On October 21, the 20th Illinois, fighting alongside other Union regiments, had defeated Missouri State Guard Brig. Gen. M. Jeff Thompson’s 1500-man force in the Battle of Fredericktown, Missouri. A minor battle, the victory was nonetheless welcome for the United States, which is struggling to retain control of Missouri and, in the larger picture, has yet to triumph in a major battle.
In the days following the battle, however, the daily struggles of army life are revealed, as witnessed by the Illinois 20th:
After the battle strict orders came down from Col. Marsh that the men were not to forage for food. However, supplies were short and many of them were hungry. They came upon a flock of sheep; the temptation was too great and soon mutton was roasting away over the campfires. Marsh came riding out and chastised them for violating his orders. They replied that they had come upon the flock, and as the sheep refused to take the oath of allegiance to the Union, they had to be disposed of.
Hunger, often a fact of life when armies are on the move, had also led to a memorable incident just days earlier:
The boys of the 20th, who had joined in April, were finally preparing to see action. On October 18th they boarded a steamer, destination Fredericktown, where they hoped to capture the notorious rebel Jeff Thompson.
They made camp near a southern sympathizer’s plantation house. The chaplain of the 20th called on the family, and finding they were Baptist asked if they would like a prayer meeting held in their home after dinner. To this they agreed, but unfortunately not all of the 20th were of a religious mind.
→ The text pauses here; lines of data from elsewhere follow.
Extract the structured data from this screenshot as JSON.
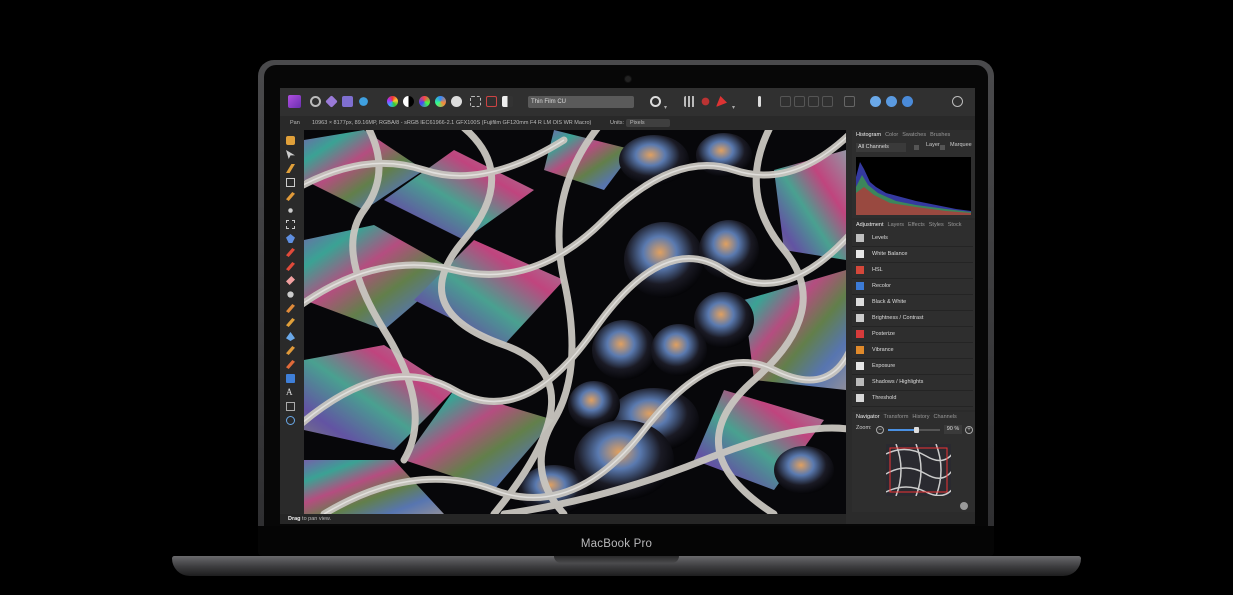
{
  "app": {
    "document_name": "Thin Film CU",
    "context": {
      "tool": "Pan",
      "image_info": "10963 × 8177px, 89.16MP, RGBA/8 - sRGB IEC61966-2.1",
      "camera": "GFX100S (Fujifilm GF120mm F4 R LM OIS WR Macro)",
      "units_label": "Units:",
      "units_value": "Pixels"
    },
    "histogram_panel": {
      "tabs": [
        "Histogram",
        "Color",
        "Swatches",
        "Brushes"
      ],
      "active_tab": "Histogram",
      "channel": "All Channels",
      "layer_label": "Layer",
      "marquee_label": "Marquee"
    },
    "adjustment_panel": {
      "tabs": [
        "Adjustment",
        "Layers",
        "Effects",
        "Styles",
        "Stock"
      ],
      "active_tab": "Adjustment",
      "items": [
        {
          "label": "Levels",
          "icon": "levels-icon",
          "color": "#bfbfbf"
        },
        {
          "label": "White Balance",
          "icon": "white-balance-icon",
          "color": "#e7e7e7"
        },
        {
          "label": "HSL",
          "icon": "hsl-icon",
          "color": "#d4473a"
        },
        {
          "label": "Recolor",
          "icon": "recolor-icon",
          "color": "#3c7bd6"
        },
        {
          "label": "Black & White",
          "icon": "black-white-icon",
          "color": "#dddddd"
        },
        {
          "label": "Brightness / Contrast",
          "icon": "brightness-contrast-icon",
          "color": "#cccccc"
        },
        {
          "label": "Posterize",
          "icon": "posterize-icon",
          "color": "#d63b3b"
        },
        {
          "label": "Vibrance",
          "icon": "vibrance-icon",
          "color": "#e08a2b"
        },
        {
          "label": "Exposure",
          "icon": "exposure-icon",
          "color": "#e6e6e6"
        },
        {
          "label": "Shadows / Highlights",
          "icon": "shadows-highlights-icon",
          "color": "#bbbbbb"
        },
        {
          "label": "Threshold",
          "icon": "threshold-icon",
          "color": "#d8d8d8"
        }
      ]
    },
    "navigator_panel": {
      "tabs": [
        "Navigator",
        "Transform",
        "History",
        "Channels"
      ],
      "active_tab": "Navigator",
      "zoom_label": "Zoom:",
      "zoom_value": "90 %"
    },
    "status": {
      "action": "Drag",
      "hint": " to pan view."
    }
  },
  "device": {
    "brand": "MacBook Pro"
  }
}
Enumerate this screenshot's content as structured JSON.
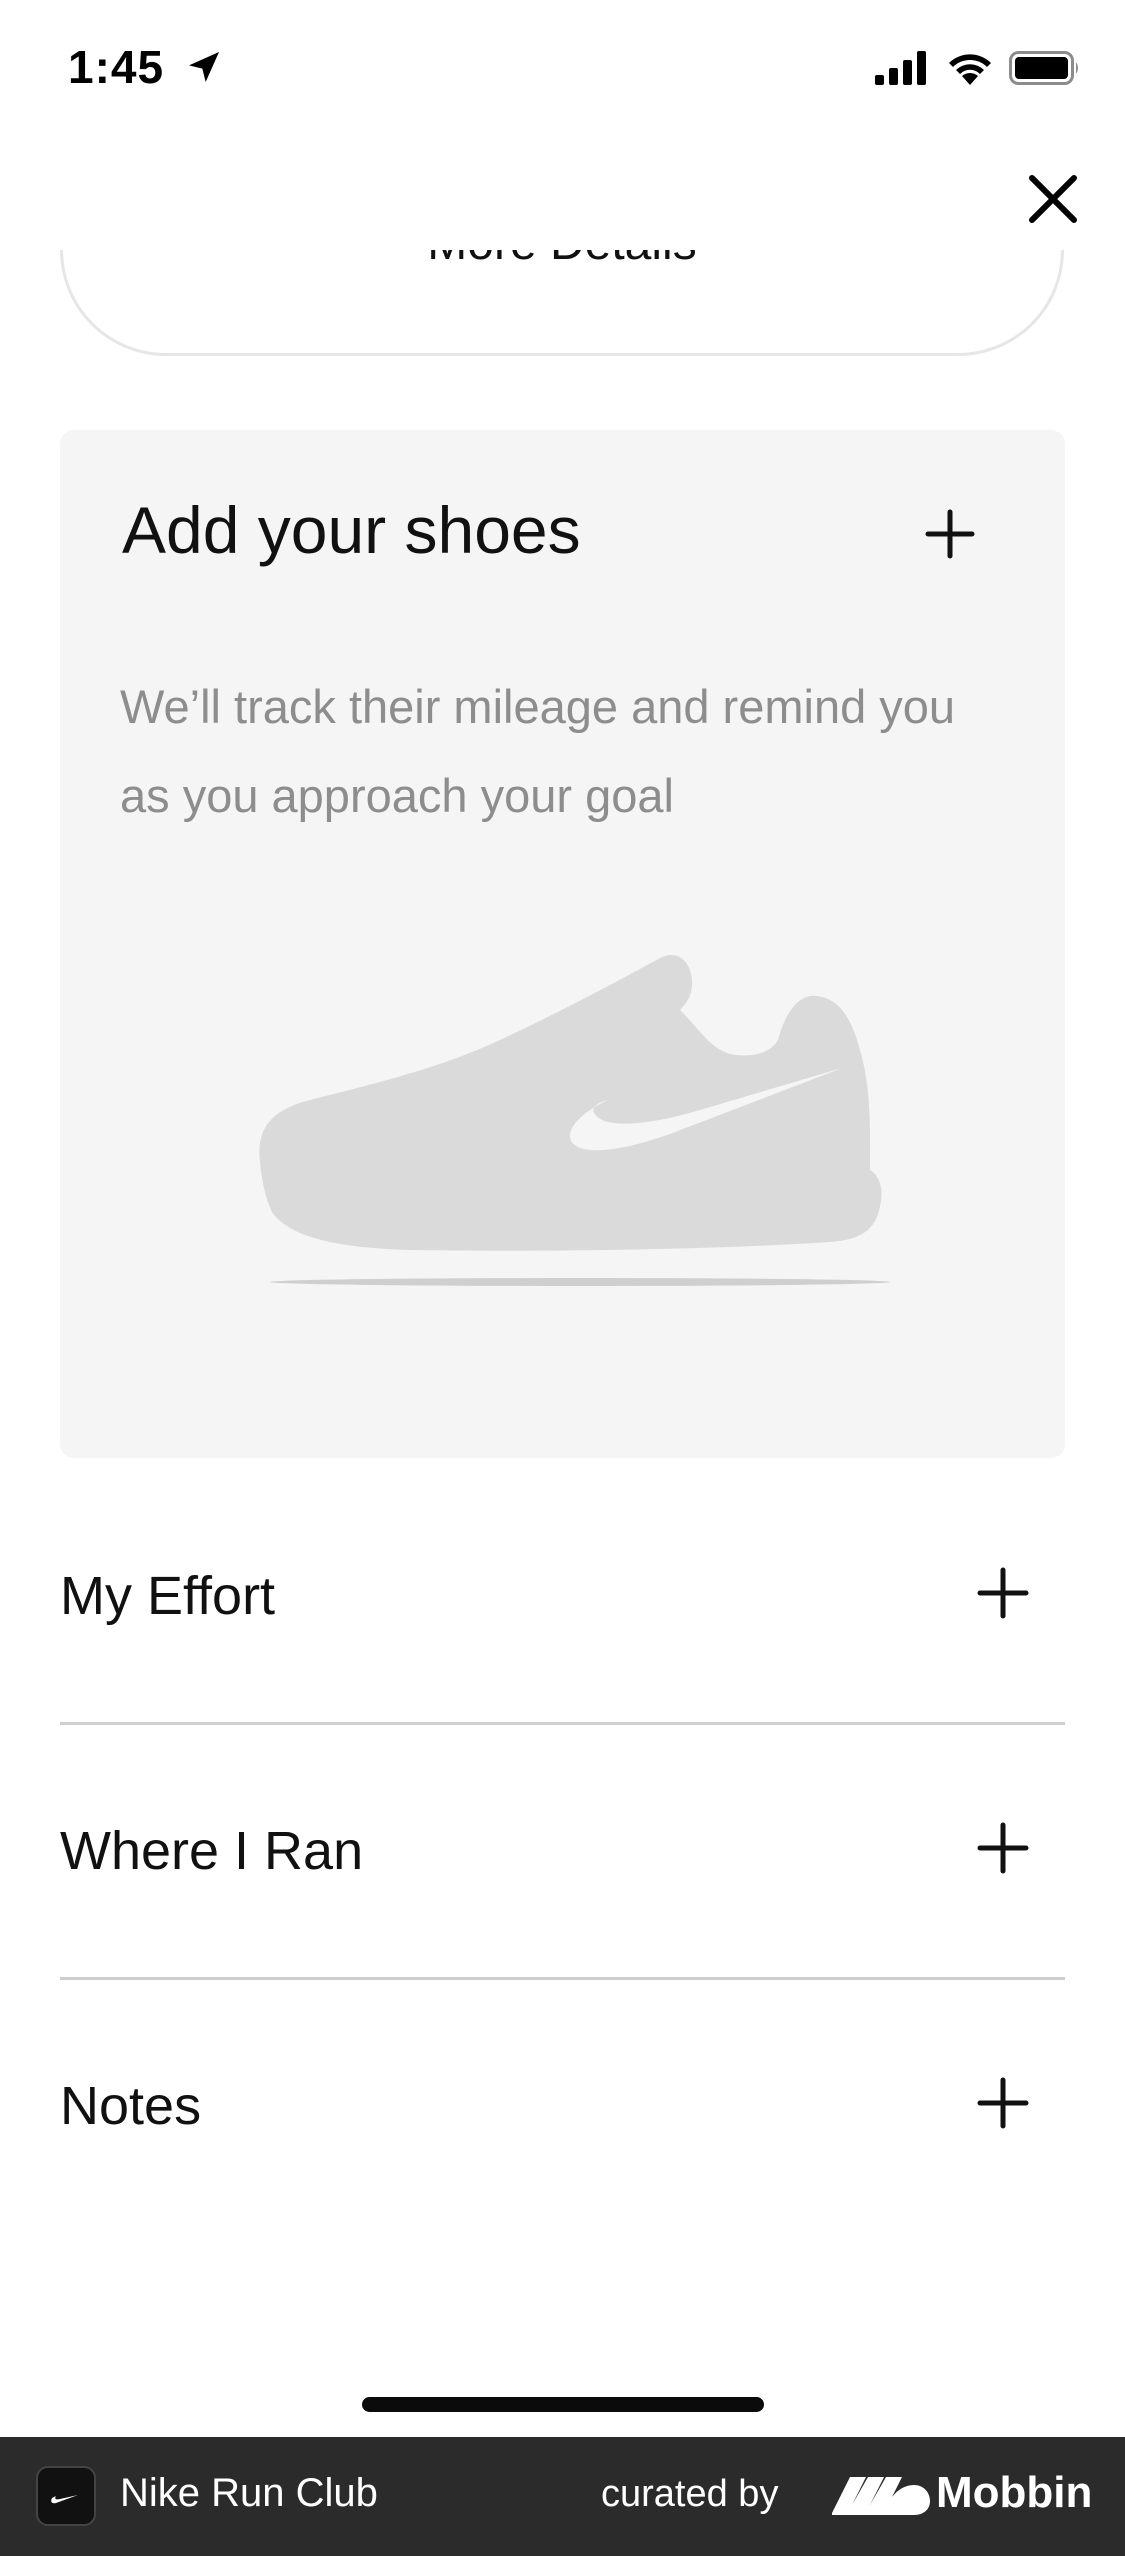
{
  "status_bar": {
    "time": "1:45",
    "icons": [
      "location-arrow-icon",
      "cellular-signal-icon",
      "wifi-icon",
      "battery-icon"
    ]
  },
  "header": {
    "close_icon": "close-icon",
    "more_details_label": "More Details"
  },
  "shoes_card": {
    "title": "Add your shoes",
    "description": "We’ll track their mileage and remind you as you approach your goal",
    "add_icon": "plus-icon",
    "graphic": "shoe-placeholder-illustration"
  },
  "sections": [
    {
      "label": "My Effort",
      "icon": "plus-icon"
    },
    {
      "label": "Where I Ran",
      "icon": "plus-icon"
    },
    {
      "label": "Notes",
      "icon": "plus-icon"
    }
  ],
  "footer": {
    "app_name": "Nike Run Club",
    "curated_by": "curated by",
    "brand": "Mobbin"
  },
  "colors": {
    "card_background": "#f5f5f5",
    "muted_text": "#8d8d8d",
    "divider": "#cfcfcf",
    "footer_background": "#2b2b2b",
    "shoe_placeholder": "#dadada"
  }
}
While some of the men attended the prayer meeting in the home, others raided the farm stealing the family’s chickens, sweet potatoes and a good bit of their honey.
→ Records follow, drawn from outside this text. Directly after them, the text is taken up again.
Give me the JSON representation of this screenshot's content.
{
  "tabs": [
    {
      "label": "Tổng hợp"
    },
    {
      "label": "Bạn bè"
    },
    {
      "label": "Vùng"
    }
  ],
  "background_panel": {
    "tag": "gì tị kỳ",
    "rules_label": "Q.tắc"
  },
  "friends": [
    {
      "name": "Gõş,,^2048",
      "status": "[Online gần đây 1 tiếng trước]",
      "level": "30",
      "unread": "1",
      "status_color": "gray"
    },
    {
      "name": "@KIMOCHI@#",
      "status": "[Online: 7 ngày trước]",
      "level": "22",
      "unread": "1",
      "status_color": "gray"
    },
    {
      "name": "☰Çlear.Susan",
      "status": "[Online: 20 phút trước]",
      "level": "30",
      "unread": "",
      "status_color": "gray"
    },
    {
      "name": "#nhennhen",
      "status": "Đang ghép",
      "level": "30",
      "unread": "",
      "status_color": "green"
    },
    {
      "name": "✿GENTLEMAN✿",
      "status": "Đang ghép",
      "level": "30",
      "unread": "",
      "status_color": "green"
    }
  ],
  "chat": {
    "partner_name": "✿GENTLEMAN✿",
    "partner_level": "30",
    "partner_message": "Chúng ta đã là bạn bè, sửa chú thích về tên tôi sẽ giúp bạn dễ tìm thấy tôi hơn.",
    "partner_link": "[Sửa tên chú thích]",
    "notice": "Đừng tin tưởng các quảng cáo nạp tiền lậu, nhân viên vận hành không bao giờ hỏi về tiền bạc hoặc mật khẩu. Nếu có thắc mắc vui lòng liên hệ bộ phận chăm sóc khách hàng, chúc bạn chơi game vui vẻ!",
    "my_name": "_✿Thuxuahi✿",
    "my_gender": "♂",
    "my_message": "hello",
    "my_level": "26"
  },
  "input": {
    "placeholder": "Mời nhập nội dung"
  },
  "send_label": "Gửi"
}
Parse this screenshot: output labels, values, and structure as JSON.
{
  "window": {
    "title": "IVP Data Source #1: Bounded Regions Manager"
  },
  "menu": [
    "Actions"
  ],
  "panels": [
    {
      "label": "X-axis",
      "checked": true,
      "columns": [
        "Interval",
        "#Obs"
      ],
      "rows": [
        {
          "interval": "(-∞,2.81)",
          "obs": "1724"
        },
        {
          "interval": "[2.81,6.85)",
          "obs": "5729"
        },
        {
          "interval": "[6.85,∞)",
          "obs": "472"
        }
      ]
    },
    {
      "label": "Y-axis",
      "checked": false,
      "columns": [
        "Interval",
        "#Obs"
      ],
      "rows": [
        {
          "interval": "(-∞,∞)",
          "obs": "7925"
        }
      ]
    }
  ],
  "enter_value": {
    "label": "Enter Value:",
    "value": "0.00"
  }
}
When a Sergeant Bernier, who was not aware of the theft, called on the family the next day to borrow a kettle, the lady of the house thought it pretty “cheeky.” She screamed, “Some of you come here and pray, and talk very pious, while the rest steal my chickens and potatoes! And now you want my kettle!” She then attacked him with a broadside of words that we cannot repeat. Sergeant Bernier beat a hasty retreat still wondering what he had done wrong.